Mr. Joyce concluded: “FLAC has been working to improve systems for those who are seriously over indebted in recent years. Now it is essential that we act to reduce consumer indebtedness in the future by prevention rather than the much more difficult cure. This must involve a responsible well regulated consumer credit market. We must provide consumers of financial services with a more accessible complaints mechanism and assistance to properly formulate their complaints.”
- FLAC (Free Legal Advice Centres) is a human rights organisation which exists to promote equal access to justice for all. As an NGO, FLAC relies on a combination of statutory funding, contributions from the legal professions and donations from individuals and grant-making foundations to support its work.
- We offer free, confidential basic legal information on our lo-call telephone line at 1890 350 250, and free legal advice through a nationwide network of volunteer evening advice centres (see http://www.flac.ie/gethelp for a full listing). FLAC also campaigns for legal reforms on a range of issues including personal debt, fairness in social welfare law, public interest law and civil legal aid.
- ‘Redressing the Imbalance’ is available to download as a PDF. The Executive Summary is also available to download.
- Report authors, Paul Joyce, FLAC's Senior Policy Analyst and Dr Stuart Stamp, Independent Social Researcher and Research Associate, Dept. Applied Social Studies, NUI Maynooth, will present the report findings and recommendations around consumer-proofing our legislative framework at the launch of the report in Buswells Hotel at 11am. FLAC Director General Noeline Blackwell will chair proceedings.
- Photos by Derek Speirs will be available for free repro on Friday afternoon.
- In October FLAC published a guide for people in mortgage arrears to take them through the mechanisms available up to insolvency.

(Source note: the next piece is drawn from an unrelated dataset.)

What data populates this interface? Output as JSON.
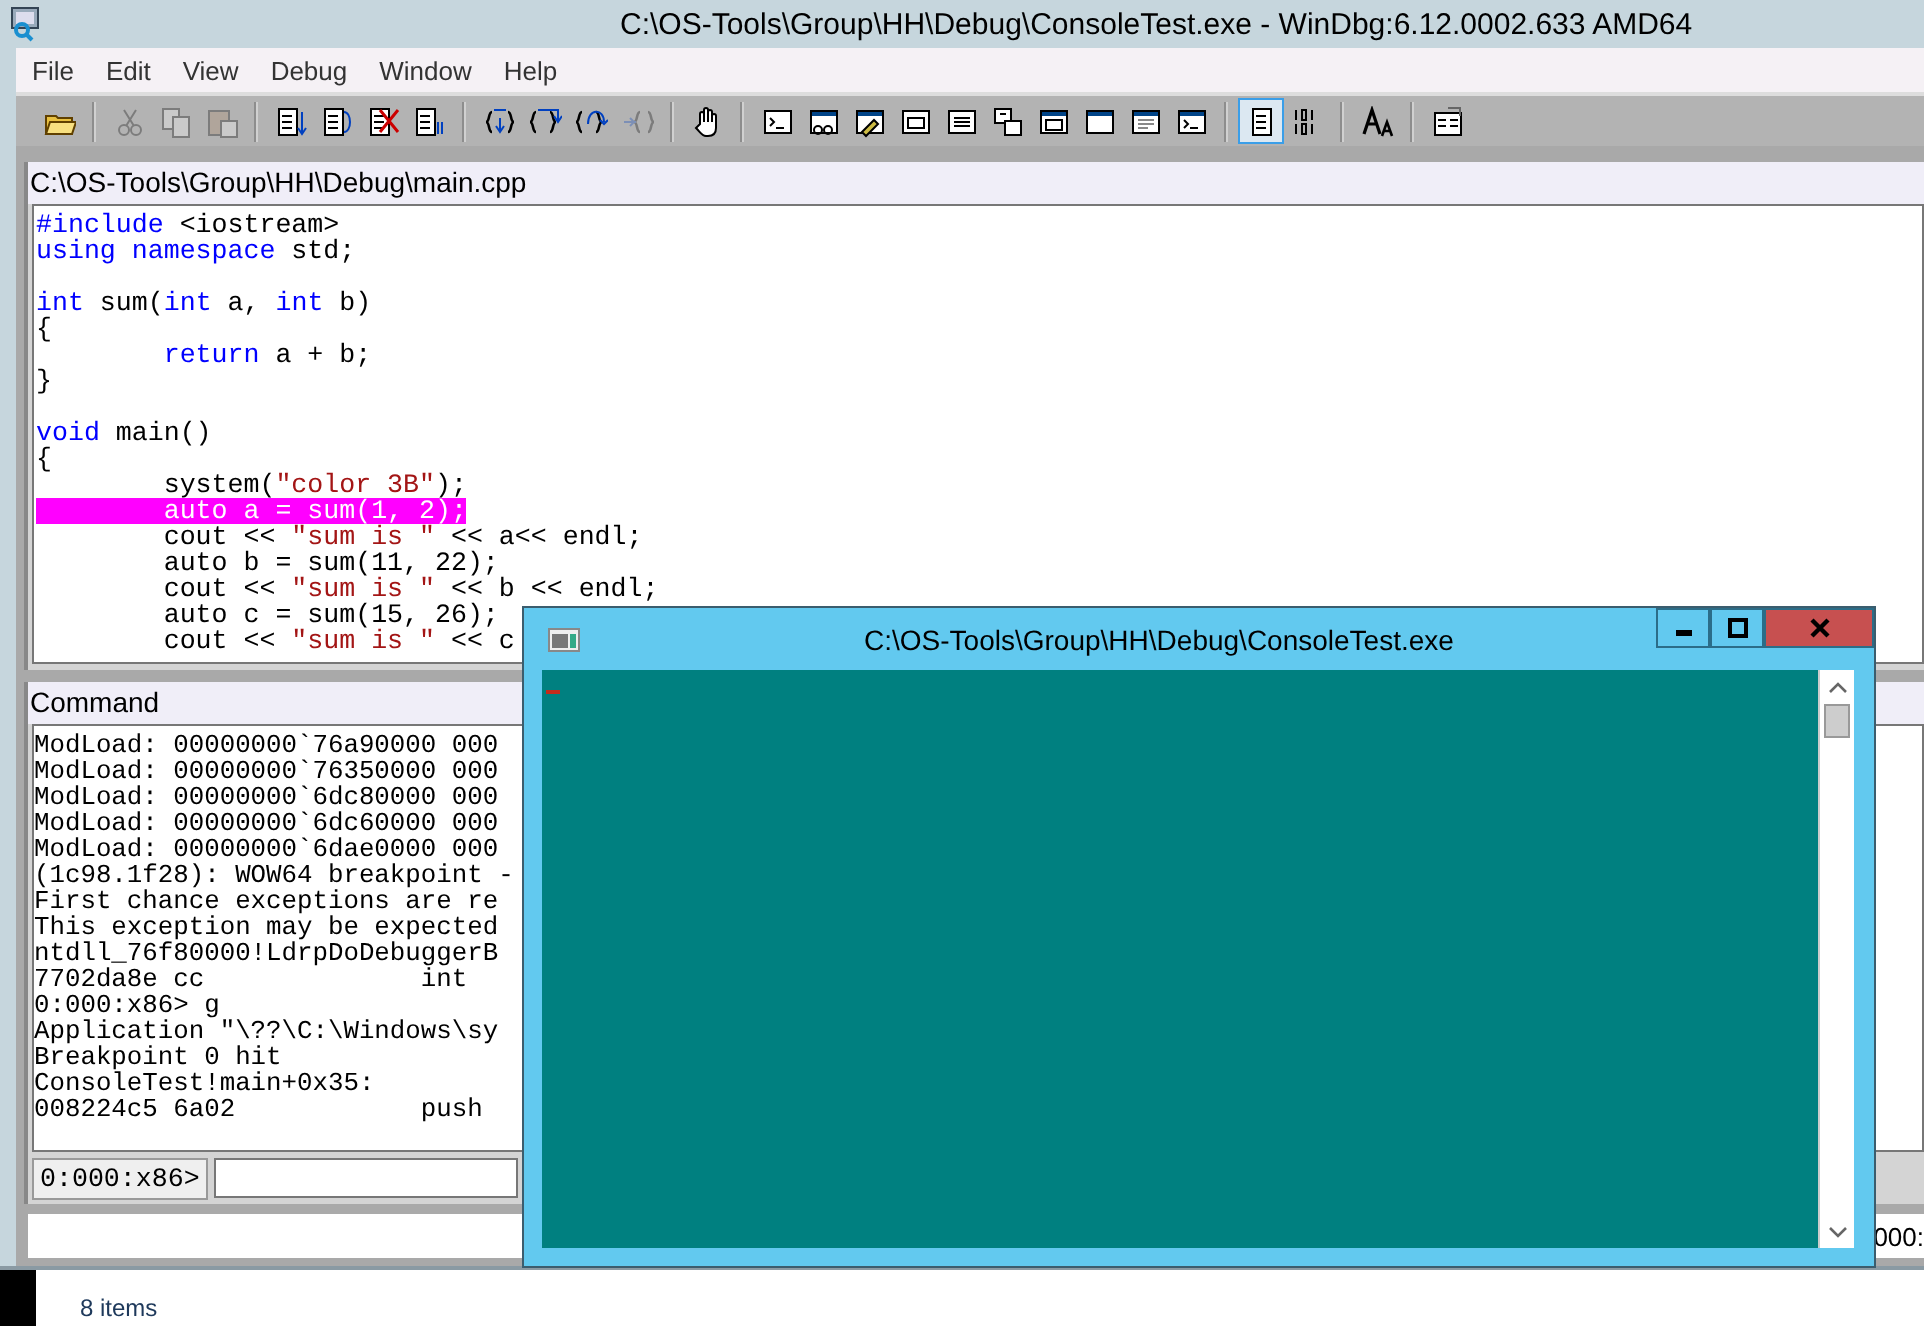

The guide is free to download from the FLAC website as a PDF: http://www.flac.ie/publications/moving-out-of-mortgage-arrears-and-personal-debt-part-one-a-guide-to-the-ccma-2013/
Other FLAC work
New bankruptcy regime now operational
On 3 December 2013, the Minister for Justice and Equality is expected to sign a regulation that will start a new regime for bankruptcy in Ireland.
The main changes are:
- Discharge period will be down from 12 (or even 20) years to 3 years.
- A person must be insolvent with debts exceeding assets of €20,000 or more.
- A person will be able to apply for their own bankruptcy but only if they have first considered a personal insolvency arrangement or debt settlement arrangement
- Creditors will still be able to apply to bankrupt a person if the debt owed is over €20,000.
- A feature of the new rules will allow for an order to be made where a bankrupt person will have to pay income to creditors for 5 years. If this order is made at the end of the bankruptcy, the bankrupt may be paying creditors for up to 8 years.
- Bankruptcy will still be a painful, messy affair with costs to meet.
- A comprehensive information guide is available on the official website of the Insolvency Service of Ireland as well as some bankruptcy case studies.
Anyone requiring basic legal information can contact our lo-call telephone information line or drop into a FLAC centre for more detailed help.
For those in mortgage arrears, FLAC has prepared a new guide which will take people through the mechanisms available up to insolvency. The guide, which is free to download from the FLAC website as a PDF, suggests how borrowers might use the Code of Conduct on Mortgage Arrears and other options open to them. Alongside this guide, you can also view materials from our info session in May on 'Moving out of personal debt' which covered insolvency and bankruptcy as well.